Hutchinson also reiterated that he still believes DHS will receive a long-awaited approval of federal waivers from the Trump administration for the Arkansas Works program. Formerly known as the private option, Arkansas Works uses federal Medicaid dollars to purchase private health insurance for the 285,000 or so Arkansans with incomes up to 138% of the federal poverty line.

DHS officials have been waiting since March for approval of the request to continue Arkansas Works reforms passed by the state legislature earlier this year. Those waivers, which must be approved by CMS, would cap income eligibility at 100% of the federal poverty line. Hutchinson said that change would reduce the number of beneficiaries by 20%, or about 60,000 individuals.

If the waiver goes through before the end of the year, individuals with higher incomes would move to the federal marketplace, where they could keep the same plan or choose a different one. They would also be eligible for federal subsidies but not federal and state funding, as is the case now. Under the terms of a 2016 waiver provided by the Obama administration, recipients in the 100%-138% range pay a $13 fee to the state and owe a debt to the state if they fail to do so. Under the new waiver, they would pay up to 2% of their income for insurance, which they could lose if they don’t pay.

Nearly a year ago, the legislature approved Gov. Hutchinson’s $50.5 million plan for the second round of tax cuts in his tenure as governor as part of his balanced budget for the biennium. That budget plan included a $5.5 billion budget for fiscal year 2018, which ends on June 30, 2018, and called for a robust 4.4% increase in general revenues in fiscal year 2019 of $5.7 billion, up $964.6 million from fiscal year 2018.

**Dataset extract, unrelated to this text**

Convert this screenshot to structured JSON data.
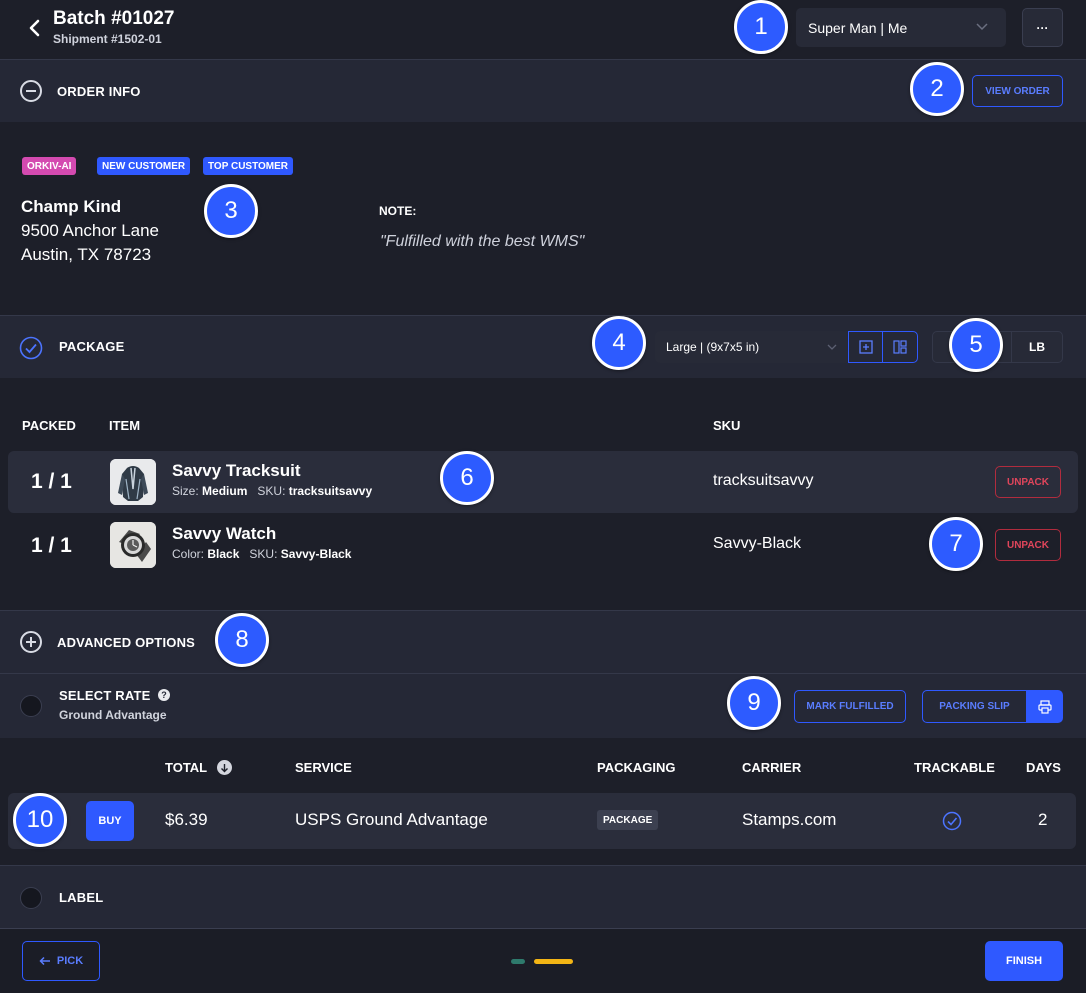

Gov. Hutchinson told reporters during Thursday’s news conference he will outline his updated budget for fiscal year 2019 that begins on July 1, 2018 at next week’s budget hearings, including a $47 million budget cut related to Medicaid. The Republican governor, however, refused to divulge other details.